Whilst British feared Dogra chief’s advance to the North towards Yarkand, instead Dogra Raja turned to the East. He revived Ladakh’s ancient claim to the Western districts of Tibet. In May 1841, Zorawar Singh entered Tibet with a force of 5000 soldiers of Jammu, Ladakh and Baltistan. He swiftly occupied cities of Rudok and Gartok and by early September succeeded in occupying the strategic city of Taklakot. This cut off the trade route between Tibet and British Protectorate of Bashar. He positioned a Dogra contingent at a site opposite the Company held district of Almora. The British who had remained neutral to the capture of Ladakh and Baltistan, expressed grave concern over Zorawar Singh’s ingress into Tibet. British authorities tried to force Dogras withdrawal from Tibet. When failed, they blamed Dogra chief of entering into a treaty with Nepal endangering Kumaon Hills which British had acquired from Nepal after a bloody conflict in 1816. By October 1841, British trepidations reached such a feverish pitch that they commanded Maharaja Sher Singh to order Dogra chief to evacuate Tibet by 10 December. Confronted with the ultimatum of British the Sikh ruler asked Gulab Singh to withdraw. But before he could contact Zorawar Singh, military situation in Tibet underwent a drastic change. In early November Lahasa sent an army of 10,000 to drive the Dogras. After a few skirmishes the adversaries met on fateful December 10, the date fixed by British for withdrawal. A three days fierce battle commenced on the banks of Lake Mansarovar, Northeast of Taklakot. On 12 December 1841 Zorawar Singh was wounded in the shoulder. As he fell from his horse Chinese rushed to him and put him to death. Dogra General’s death determined the outcome of the battle. Dogras retaliated the death of their commander by killing the Chinese General. Hats off to the Dogras who fought not only the enemy but the cataclysmic weather conditions so bravely despite ultimate destruction staring at them.

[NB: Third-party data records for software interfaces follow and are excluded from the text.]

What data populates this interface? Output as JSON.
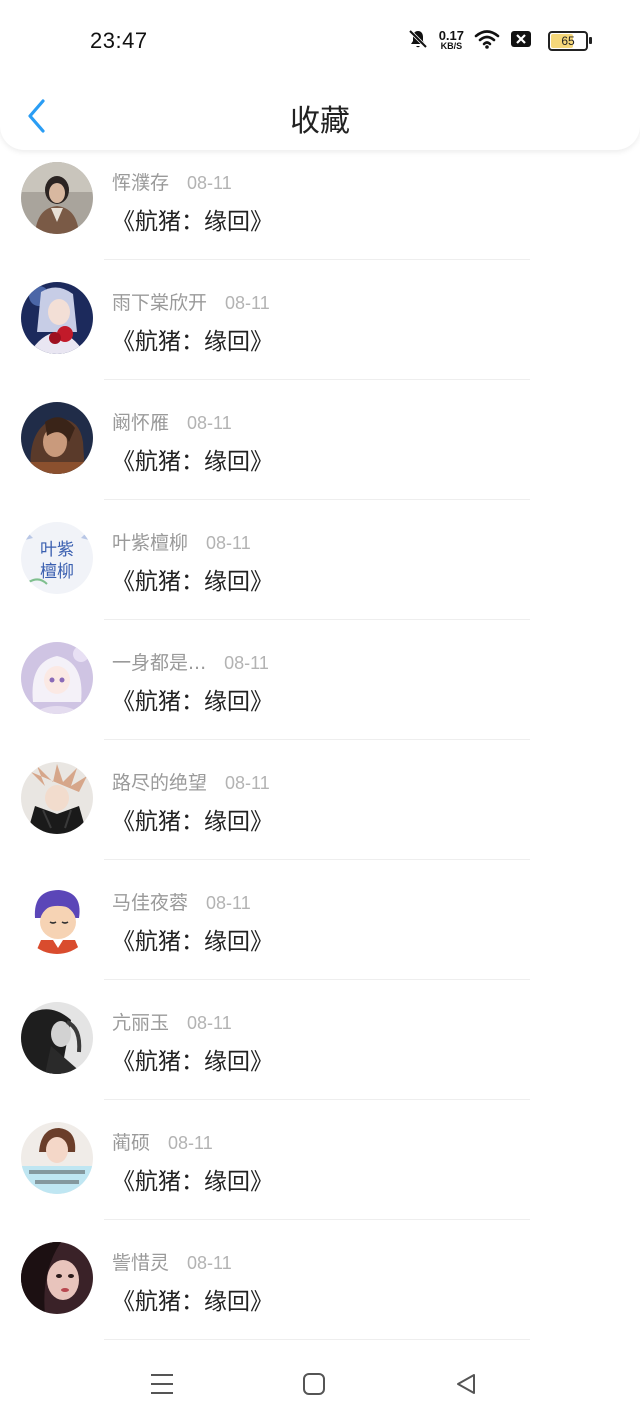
{
  "status_bar": {
    "time": "23:47",
    "net_speed_value": "0.17",
    "net_speed_unit": "KB/S",
    "battery_level": "65",
    "battery_fraction": 0.65
  },
  "header": {
    "title": "收藏"
  },
  "items": [
    {
      "name": "恽濮存",
      "date": "08-11",
      "title": "《航猪：缘回》",
      "avatar": "photo-girl-sepia"
    },
    {
      "name": "雨下棠欣开",
      "date": "08-11",
      "title": "《航猪：缘回》",
      "avatar": "anime-girl-roses"
    },
    {
      "name": "阚怀雁",
      "date": "08-11",
      "title": "《航猪：缘回》",
      "avatar": "photo-woman-dark"
    },
    {
      "name": "叶紫檀柳",
      "date": "08-11",
      "title": "《航猪：缘回》",
      "avatar": "calligraphy-text"
    },
    {
      "name": "一身都是...",
      "date": "08-11",
      "title": "《航猪：缘回》",
      "avatar": "anime-girl-white-hair"
    },
    {
      "name": "路尽的绝望",
      "date": "08-11",
      "title": "《航猪：缘回》",
      "avatar": "anime-boy-sketch"
    },
    {
      "name": "马佳夜蓉",
      "date": "08-11",
      "title": "《航猪：缘回》",
      "avatar": "cartoon-boy-purple-hair"
    },
    {
      "name": "亢丽玉",
      "date": "08-11",
      "title": "《航猪：缘回》",
      "avatar": "photo-woman-monochrome"
    },
    {
      "name": "蔺硕",
      "date": "08-11",
      "title": "《航猪：缘回》",
      "avatar": "photo-girl-with-text"
    },
    {
      "name": "訾惜灵",
      "date": "08-11",
      "title": "《航猪：缘回》",
      "avatar": "photo-woman-closeup"
    }
  ],
  "avatar_text": {
    "calligraphy_line1": "叶紫",
    "calligraphy_line2": "檀柳"
  },
  "system_nav": {
    "menu_icon": "menu-icon",
    "home_icon": "home-icon",
    "back_icon": "back-triangle-icon"
  },
  "colors": {
    "accent": "#2a9df4",
    "meta_text": "#9a9a9a",
    "title_text": "#222222"
  }
}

The period between 1839 to 1843 was a period of great personal triumph for Gulab Singh. Between this period Dogra brothers remained king makers at Lahore. With a weakened Sikh govt at Lahore, Raja Gulab Singh moved swiftly from autonomy towards complete independence. Period between November 1845 to March 1846 were momentous for the Sikh empire. On December 11 Sikh army crossed Sutlej and attacked British. They lost the battle of Mudki on December 18 and of Firuzshahar on 22 December 1845. After their final defeat at Sabraon in February 1846, the British forces entered Punjab and halted at Kasur when Governor General Lord Henry Hardinge expressed desire to negotiate peace. As wazir of Sikh kingdom, Dogra Raja led the delegation. As per ‘Treaty of Lahore’ dated 9 March 1846, Sikhs ceded the entire hilly area between Beas and Indus including Kashmir in compensation for the indemnity. The Lahore transactions were followed by negotiations between Lord Hardinge and Raja Gulab Singh.

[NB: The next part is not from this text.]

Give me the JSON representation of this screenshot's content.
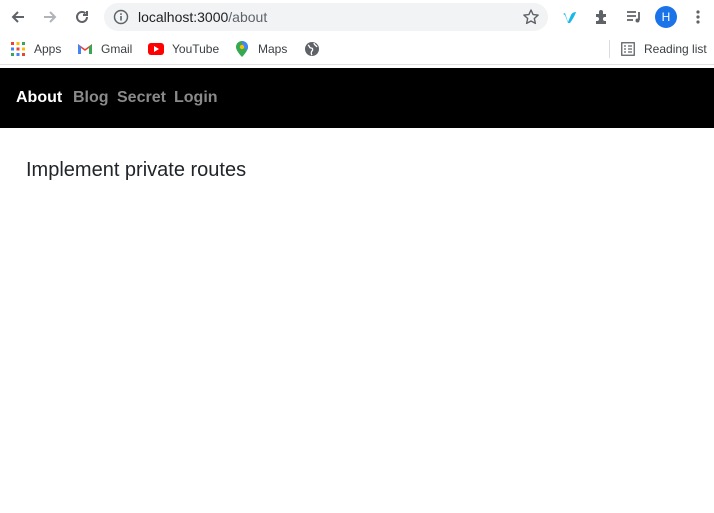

By an agreement reached between the two, Jammu Raja regained his territorial possessions and got Kashmir, Hazara and Chamba and proclamation as Maharaja. In return he was to pay 75 lakh rupees to the British govt. Thus by Anglo-Dogra treaty of 16 March 1846, singed at Amritsar, Maharaja Gulab Singh became an independent ruler of Jammu and Kashmir. His meteoric rise as a founder of Jammu and Kashmir is celebrated at Jeo Pota every year on 17 June and cherished widely.

Personal tools